Reproduce every record exactly.

*** Opening of DATA SUPPLIED ***

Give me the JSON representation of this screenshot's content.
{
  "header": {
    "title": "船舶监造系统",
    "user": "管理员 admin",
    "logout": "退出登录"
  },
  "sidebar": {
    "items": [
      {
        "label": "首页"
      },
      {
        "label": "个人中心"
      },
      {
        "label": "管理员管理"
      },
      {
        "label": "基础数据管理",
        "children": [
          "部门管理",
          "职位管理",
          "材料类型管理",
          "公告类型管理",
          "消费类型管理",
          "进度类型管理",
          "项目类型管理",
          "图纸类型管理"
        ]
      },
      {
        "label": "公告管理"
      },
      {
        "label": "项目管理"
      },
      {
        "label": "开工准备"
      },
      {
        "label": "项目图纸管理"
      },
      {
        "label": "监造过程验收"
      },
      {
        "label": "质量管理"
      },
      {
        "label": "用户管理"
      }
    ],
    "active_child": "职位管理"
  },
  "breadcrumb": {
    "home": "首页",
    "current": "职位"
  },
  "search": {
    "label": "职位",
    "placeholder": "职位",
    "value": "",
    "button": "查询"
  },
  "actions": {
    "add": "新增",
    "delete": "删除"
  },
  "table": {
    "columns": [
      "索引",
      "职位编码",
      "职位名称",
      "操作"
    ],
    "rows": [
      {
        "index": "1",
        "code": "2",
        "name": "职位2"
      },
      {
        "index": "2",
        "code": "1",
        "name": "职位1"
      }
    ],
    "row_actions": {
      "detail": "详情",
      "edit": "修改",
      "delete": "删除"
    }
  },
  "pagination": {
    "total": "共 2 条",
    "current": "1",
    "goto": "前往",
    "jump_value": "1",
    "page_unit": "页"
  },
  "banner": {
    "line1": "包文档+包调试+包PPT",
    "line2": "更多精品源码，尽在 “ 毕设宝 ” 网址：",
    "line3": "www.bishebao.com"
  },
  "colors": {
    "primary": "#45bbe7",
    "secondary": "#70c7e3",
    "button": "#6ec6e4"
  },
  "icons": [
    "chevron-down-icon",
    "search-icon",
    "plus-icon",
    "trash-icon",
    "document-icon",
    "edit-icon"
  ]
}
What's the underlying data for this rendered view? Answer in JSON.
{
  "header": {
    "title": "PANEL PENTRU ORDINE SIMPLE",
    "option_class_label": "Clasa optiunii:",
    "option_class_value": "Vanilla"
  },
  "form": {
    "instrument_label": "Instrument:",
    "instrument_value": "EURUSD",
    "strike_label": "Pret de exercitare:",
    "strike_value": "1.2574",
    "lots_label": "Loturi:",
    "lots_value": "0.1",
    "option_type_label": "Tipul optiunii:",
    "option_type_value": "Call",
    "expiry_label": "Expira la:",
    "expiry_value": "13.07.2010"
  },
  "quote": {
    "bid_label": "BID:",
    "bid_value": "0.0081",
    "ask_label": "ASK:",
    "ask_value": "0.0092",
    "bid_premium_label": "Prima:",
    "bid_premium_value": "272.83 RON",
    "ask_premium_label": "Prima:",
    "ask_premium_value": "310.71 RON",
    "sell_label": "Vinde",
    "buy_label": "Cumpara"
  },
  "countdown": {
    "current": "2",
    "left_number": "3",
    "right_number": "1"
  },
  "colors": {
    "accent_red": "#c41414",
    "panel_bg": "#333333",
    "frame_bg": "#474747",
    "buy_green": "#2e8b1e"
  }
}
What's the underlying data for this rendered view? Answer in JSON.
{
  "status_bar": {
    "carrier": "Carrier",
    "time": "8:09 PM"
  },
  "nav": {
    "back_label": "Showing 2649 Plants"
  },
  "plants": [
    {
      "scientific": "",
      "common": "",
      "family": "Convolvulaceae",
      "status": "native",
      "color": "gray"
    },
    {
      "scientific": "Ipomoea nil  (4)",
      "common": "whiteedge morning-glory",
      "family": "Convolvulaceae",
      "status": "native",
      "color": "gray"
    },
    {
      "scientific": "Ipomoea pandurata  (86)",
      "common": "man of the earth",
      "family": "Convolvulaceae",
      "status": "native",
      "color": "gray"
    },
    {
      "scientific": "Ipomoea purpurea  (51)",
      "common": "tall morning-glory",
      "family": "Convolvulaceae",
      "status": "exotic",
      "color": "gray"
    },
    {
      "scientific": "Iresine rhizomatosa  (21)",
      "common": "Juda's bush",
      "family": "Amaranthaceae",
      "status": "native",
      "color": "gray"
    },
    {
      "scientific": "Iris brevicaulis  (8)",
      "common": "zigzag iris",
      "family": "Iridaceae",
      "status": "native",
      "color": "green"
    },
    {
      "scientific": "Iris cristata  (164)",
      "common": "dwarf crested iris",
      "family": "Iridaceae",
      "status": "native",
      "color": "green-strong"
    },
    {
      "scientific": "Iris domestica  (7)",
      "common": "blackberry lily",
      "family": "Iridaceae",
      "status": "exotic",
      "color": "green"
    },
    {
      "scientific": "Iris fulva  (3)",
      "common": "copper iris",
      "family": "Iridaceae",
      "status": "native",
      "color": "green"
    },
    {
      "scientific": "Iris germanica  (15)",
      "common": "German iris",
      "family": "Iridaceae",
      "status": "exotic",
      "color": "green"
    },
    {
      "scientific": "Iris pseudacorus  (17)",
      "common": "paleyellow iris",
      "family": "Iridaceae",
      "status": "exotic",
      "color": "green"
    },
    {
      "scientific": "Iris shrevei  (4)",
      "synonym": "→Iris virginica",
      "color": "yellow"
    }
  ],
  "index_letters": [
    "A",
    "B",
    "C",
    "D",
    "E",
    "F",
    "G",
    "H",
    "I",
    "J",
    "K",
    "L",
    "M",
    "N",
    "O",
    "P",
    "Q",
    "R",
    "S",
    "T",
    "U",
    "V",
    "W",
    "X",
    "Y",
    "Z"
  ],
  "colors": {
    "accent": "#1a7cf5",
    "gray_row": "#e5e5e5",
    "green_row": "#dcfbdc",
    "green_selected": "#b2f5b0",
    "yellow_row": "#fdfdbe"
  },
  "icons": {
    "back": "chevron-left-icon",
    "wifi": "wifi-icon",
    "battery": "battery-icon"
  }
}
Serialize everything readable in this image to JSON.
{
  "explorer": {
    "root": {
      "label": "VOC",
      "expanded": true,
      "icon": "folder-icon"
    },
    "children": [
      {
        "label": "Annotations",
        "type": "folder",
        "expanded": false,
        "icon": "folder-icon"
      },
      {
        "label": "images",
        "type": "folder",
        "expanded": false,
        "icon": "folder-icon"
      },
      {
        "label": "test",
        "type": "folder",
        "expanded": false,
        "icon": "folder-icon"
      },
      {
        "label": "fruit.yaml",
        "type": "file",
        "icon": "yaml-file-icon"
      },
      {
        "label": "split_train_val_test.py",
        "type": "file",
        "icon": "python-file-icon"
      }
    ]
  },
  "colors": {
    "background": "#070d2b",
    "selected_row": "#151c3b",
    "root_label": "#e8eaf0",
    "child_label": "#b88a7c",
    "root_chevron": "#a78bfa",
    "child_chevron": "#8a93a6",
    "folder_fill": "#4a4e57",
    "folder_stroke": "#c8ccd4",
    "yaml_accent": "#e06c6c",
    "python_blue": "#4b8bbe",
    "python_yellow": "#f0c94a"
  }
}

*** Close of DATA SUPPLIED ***

§ PROBLEM SOLUTION:
Give me the JSON representation of this screenshot's content.
{
  "header": {
    "title": "船舶监造系统",
    "user": "管理员 admin",
    "logout": "退出登录"
  },
  "sidebar": {
    "items": [
      {
        "label": "首页"
      },
      {
        "label": "个人中心"
      },
      {
        "label": "管理员管理"
      },
      {
        "label": "基础数据管理",
        "children": [
          "部门管理",
          "职位管理",
          "材料类型管理",
          "公告类型管理",
          "消费类型管理",
          "进度类型管理",
          "项目类型管理",
          "图纸类型管理"
        ]
      },
      {
        "label": "公告管理"
      },
      {
        "label": "项目管理"
      },
      {
        "label": "开工准备"
      },
      {
        "label": "项目图纸管理"
      },
      {
        "label": "监造过程验收"
      },
      {
        "label": "质量管理"
      },
      {
        "label": "用户管理"
      }
    ],
    "active_child": "职位管理"
  },
  "breadcrumb": {
    "home": "首页",
    "current": "职位"
  },
  "search": {
    "label": "职位",
    "placeholder": "职位",
    "value": "",
    "button": "查询"
  },
  "actions": {
    "add": "新增",
    "delete": "删除"
  },
  "table": {
    "columns": [
      "索引",
      "职位编码",
      "职位名称",
      "操作"
    ],
    "rows": [
      {
        "index": "1",
        "code": "2",
        "name": "职位2"
      },
      {
        "index": "2",
        "code": "1",
        "name": "职位1"
      }
    ],
    "row_actions": {
      "detail": "详情",
      "edit": "修改",
      "delete": "删除"
    }
  },
  "pagination": {
    "total": "共 2 条",
    "current": "1",
    "goto": "前往",
    "jump_value": "1",
    "page_unit": "页"
  },
  "banner": {
    "line1": "包文档+包调试+包PPT",
    "line2": "更多精品源码，尽在 “ 毕设宝 ” 网址：",
    "line3": "www.bishebao.com"
  },
  "colors": {
    "primary": "#45bbe7",
    "secondary": "#70c7e3",
    "button": "#6ec6e4"
  },
  "icons": [
    "chevron-down-icon",
    "search-icon",
    "plus-icon",
    "trash-icon",
    "document-icon",
    "edit-icon"
  ]
}
What's the underlying data for this rendered view? Answer in JSON.
{
  "header": {
    "title": "PANEL PENTRU ORDINE SIMPLE",
    "option_class_label": "Clasa optiunii:",
    "option_class_value": "Vanilla"
  },
  "form": {
    "instrument_label": "Instrument:",
    "instrument_value": "EURUSD",
    "strike_label": "Pret de exercitare:",
    "strike_value": "1.2574",
    "lots_label": "Loturi:",
    "lots_value": "0.1",
    "option_type_label": "Tipul optiunii:",
    "option_type_value": "Call",
    "expiry_label": "Expira la:",
    "expiry_value": "13.07.2010"
  },
  "quote": {
    "bid_label": "BID:",
    "bid_value": "0.0081",
    "ask_label": "ASK:",
    "ask_value": "0.0092",
    "bid_premium_label": "Prima:",
    "bid_premium_value": "272.83 RON",
    "ask_premium_label": "Prima:",
    "ask_premium_value": "310.71 RON",
    "sell_label": "Vinde",
    "buy_label": "Cumpara"
  },
  "countdown": {
    "current": "2",
    "left_number": "3",
    "right_number": "1"
  },
  "colors": {
    "accent_red": "#c41414",
    "panel_bg": "#333333",
    "frame_bg": "#474747",
    "buy_green": "#2e8b1e"
  }
}
What's the underlying data for this rendered view? Answer in JSON.
{
  "status_bar": {
    "carrier": "Carrier",
    "time": "8:09 PM"
  },
  "nav": {
    "back_label": "Showing 2649 Plants"
  },
  "plants": [
    {
      "scientific": "",
      "common": "",
      "family": "Convolvulaceae",
      "status": "native",
      "color": "gray"
    },
    {
      "scientific": "Ipomoea nil  (4)",
      "common": "whiteedge morning-glory",
      "family": "Convolvulaceae",
      "status": "native",
      "color": "gray"
    },
    {
      "scientific": "Ipomoea pandurata  (86)",
      "common": "man of the earth",
      "family": "Convolvulaceae",
      "status": "native",
      "color": "gray"
    },
    {
      "scientific": "Ipomoea purpurea  (51)",
      "common": "tall morning-glory",
      "family": "Convolvulaceae",
      "status": "exotic",
      "color": "gray"
    },
    {
      "scientific": "Iresine rhizomatosa  (21)",
      "common": "Juda's bush",
      "family": "Amaranthaceae",
      "status": "native",
      "color": "gray"
    },
    {
      "scientific": "Iris brevicaulis  (8)",
      "common": "zigzag iris",
      "family": "Iridaceae",
      "status": "native",
      "color": "green"
    },
    {
      "scientific": "Iris cristata  (164)",
      "common": "dwarf crested iris",
      "family": "Iridaceae",
      "status": "native",
      "color": "green-strong"
    },
    {
      "scientific": "Iris domestica  (7)",
      "common": "blackberry lily",
      "family": "Iridaceae",
      "status": "exotic",
      "color": "green"
    },
    {
      "scientific": "Iris fulva  (3)",
      "common": "copper iris",
      "family": "Iridaceae",
      "status": "native",
      "color": "green"
    },
    {
      "scientific": "Iris germanica  (15)",
      "common": "German iris",
      "family": "Iridaceae",
      "status": "exotic",
      "color": "green"
    },
    {
      "scientific": "Iris pseudacorus  (17)",
      "common": "paleyellow iris",
      "family": "Iridaceae",
      "status": "exotic",
      "color": "green"
    },
    {
      "scientific": "Iris shrevei  (4)",
      "synonym": "→Iris virginica",
      "color": "yellow"
    }
  ],
  "index_letters": [
    "A",
    "B",
    "C",
    "D",
    "E",
    "F",
    "G",
    "H",
    "I",
    "J",
    "K",
    "L",
    "M",
    "N",
    "O",
    "P",
    "Q",
    "R",
    "S",
    "T",
    "U",
    "V",
    "W",
    "X",
    "Y",
    "Z"
  ],
  "colors": {
    "accent": "#1a7cf5",
    "gray_row": "#e5e5e5",
    "green_row": "#dcfbdc",
    "green_selected": "#b2f5b0",
    "yellow_row": "#fdfdbe"
  },
  "icons": {
    "back": "chevron-left-icon",
    "wifi": "wifi-icon",
    "battery": "battery-icon"
  }
}
Serialize everything readable in this image to JSON.
{
  "explorer": {
    "root": {
      "label": "VOC",
      "expanded": true,
      "icon": "folder-icon"
    },
    "children": [
      {
        "label": "Annotations",
        "type": "folder",
        "expanded": false,
        "icon": "folder-icon"
      },
      {
        "label": "images",
        "type": "folder",
        "expanded": false,
        "icon": "folder-icon"
      },
      {
        "label": "test",
        "type": "folder",
        "expanded": false,
        "icon": "folder-icon"
      },
      {
        "label": "fruit.yaml",
        "type": "file",
        "icon": "yaml-file-icon"
      },
      {
        "label": "split_train_val_test.py",
        "type": "file",
        "icon": "python-file-icon"
      }
    ]
  },
  "colors": {
    "background": "#070d2b",
    "selected_row": "#151c3b",
    "root_label": "#e8eaf0",
    "child_label": "#b88a7c",
    "root_chevron": "#a78bfa",
    "child_chevron": "#8a93a6",
    "folder_fill": "#4a4e57",
    "folder_stroke": "#c8ccd4",
    "yaml_accent": "#e06c6c",
    "python_blue": "#4b8bbe",
    "python_yellow": "#f0c94a"
  }
}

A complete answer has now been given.